▸ Exercise brief
Take every line from the records below that includes the word "JSON".

[Data about app and page elements]
--*--
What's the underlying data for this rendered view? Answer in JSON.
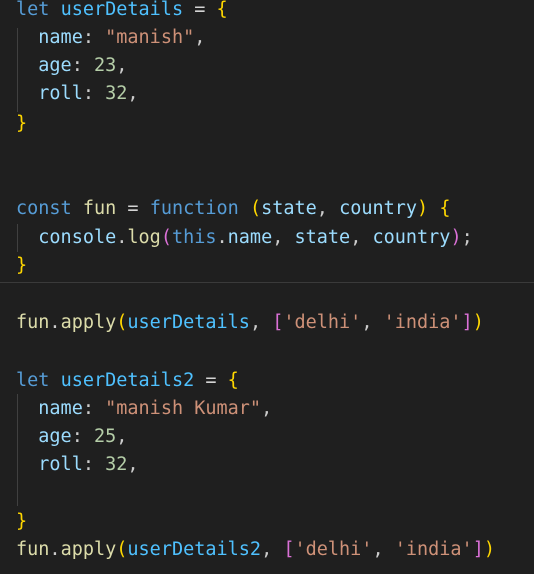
{
  "code": {
    "l1": {
      "kw": "let",
      "name": "userDetails",
      "eq": "=",
      "open": "{"
    },
    "l2": {
      "prop": "name",
      "colon": ":",
      "value": "\"manish\"",
      "comma": ","
    },
    "l3": {
      "prop": "age",
      "colon": ":",
      "value": "23",
      "comma": ","
    },
    "l4": {
      "prop": "roll",
      "colon": ":",
      "value": "32",
      "comma": ","
    },
    "l5": {
      "close": "}"
    },
    "l6": {
      "kw": "const",
      "name": "fun",
      "eq": "=",
      "fnkw": "function",
      "po": "(",
      "p1": "state",
      "c1": ",",
      "p2": "country",
      "pc": ")",
      "open": "{"
    },
    "l7": {
      "obj": "console",
      "dot": ".",
      "method": "log",
      "po": "(",
      "this": "this",
      "dot2": ".",
      "prop": "name",
      "c1": ",",
      "a2": "state",
      "c2": ",",
      "a3": "country",
      "pc": ")",
      "semi": ";"
    },
    "l8": {
      "close": "}"
    },
    "l9": {
      "obj": "fun",
      "dot": ".",
      "method": "apply",
      "po": "(",
      "arg": "userDetails",
      "c1": ",",
      "bo": "[",
      "s1": "'delhi'",
      "c2": ",",
      "s2": "'india'",
      "bc": "]",
      "pc": ")"
    },
    "l10": {
      "kw": "let",
      "name": "userDetails2",
      "eq": "=",
      "open": "{"
    },
    "l11": {
      "prop": "name",
      "colon": ":",
      "value": "\"manish Kumar\"",
      "comma": ","
    },
    "l12": {
      "prop": "age",
      "colon": ":",
      "value": "25",
      "comma": ","
    },
    "l13": {
      "prop": "roll",
      "colon": ":",
      "value": "32",
      "comma": ","
    },
    "l14": {
      "close": "}"
    },
    "l15": {
      "obj": "fun",
      "dot": ".",
      "method": "apply",
      "po": "(",
      "arg": "userDetails2",
      "c1": ",",
      "bo": "[",
      "s1": "'delhi'",
      "c2": ",",
      "s2": "'india'",
      "bc": "]",
      "pc": ")"
    }
  },
  "colors": {
    "background": "#1f1f1f",
    "keyword": "#569cd6",
    "variable": "#4fc1ff",
    "property": "#9cdcfe",
    "function": "#dcdcaa",
    "string": "#ce9178",
    "number": "#b5cea8",
    "bracket_level1": "#ffd700",
    "bracket_level2": "#da70d6",
    "bracket_level3": "#179fff"
  }
}
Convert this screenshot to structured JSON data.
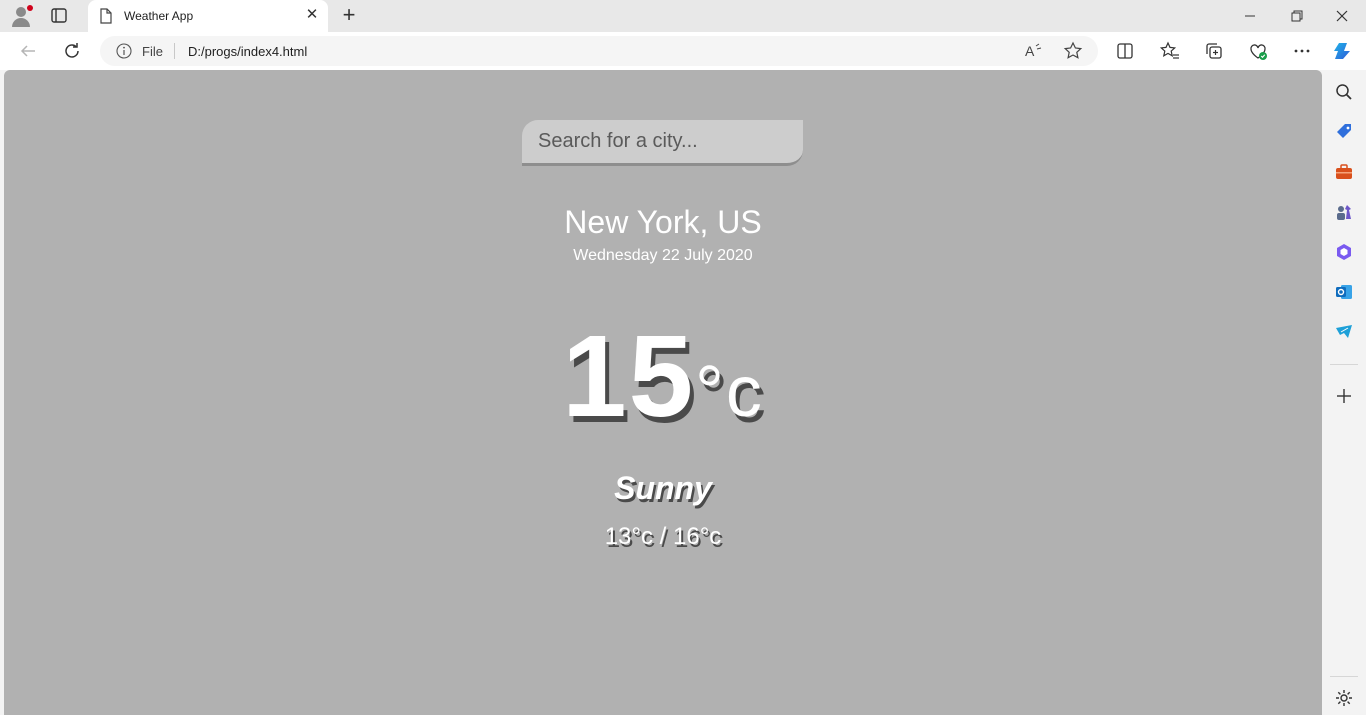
{
  "browser": {
    "tab_title": "Weather App",
    "address": {
      "scheme_label": "File",
      "url": "D:/progs/index4.html"
    },
    "icons": {
      "back": "back-arrow-icon",
      "refresh": "refresh-icon",
      "read_aloud": "read-aloud-icon",
      "favorite": "star-icon",
      "split_screen": "split-screen-icon",
      "favorites": "favorites-icon",
      "collections": "collections-icon",
      "browser_essentials": "heart-shield-icon",
      "more": "more-icon",
      "copilot": "copilot-icon"
    },
    "sidebar_icons": [
      "search-icon",
      "shopping-tag-icon",
      "tools-icon",
      "games-icon",
      "office-icon",
      "outlook-icon",
      "telegram-icon",
      "add-icon",
      "settings-icon"
    ]
  },
  "app": {
    "search_placeholder": "Search for a city...",
    "city": "New York, US",
    "date": "Wednesday 22 July 2020",
    "temperature": "15",
    "temperature_unit": "°c",
    "weather": "Sunny",
    "hi_low": "13°c / 16°c"
  },
  "colors": {
    "page_background": "#b1b1b1",
    "search_background": "#cdcdcd",
    "text": "#ffffff",
    "text_shadow": "#4a4a4a"
  }
}
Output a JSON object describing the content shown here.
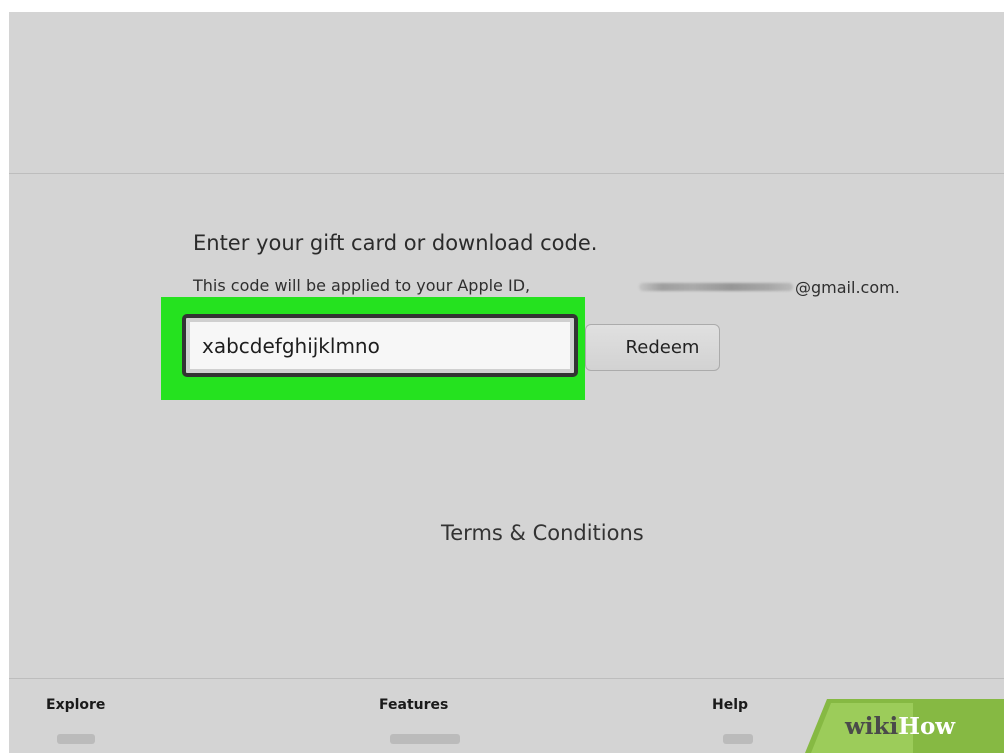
{
  "redeem": {
    "heading": "Enter your gift card or download code.",
    "apple_id_prefix": "This code will be applied to your Apple ID,",
    "apple_id_domain": "@gmail.com.",
    "code_value": "xabcdefghijklmno",
    "redeem_label": "Redeem",
    "highlight_color": "#25e21f"
  },
  "terms": {
    "label": "Terms & Conditions"
  },
  "footer": {
    "columns": [
      {
        "heading": "Explore"
      },
      {
        "heading": "Features"
      },
      {
        "heading": "Help"
      }
    ]
  },
  "watermark": {
    "wiki": "wiki",
    "how": "How",
    "green": "#86b943"
  }
}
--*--
▸ Response to this exercise
What's the underlying data for this rendered view? Answer in JSON.
Convert this screenshot to structured JSON data.
Output a JSON object describing the content shown here.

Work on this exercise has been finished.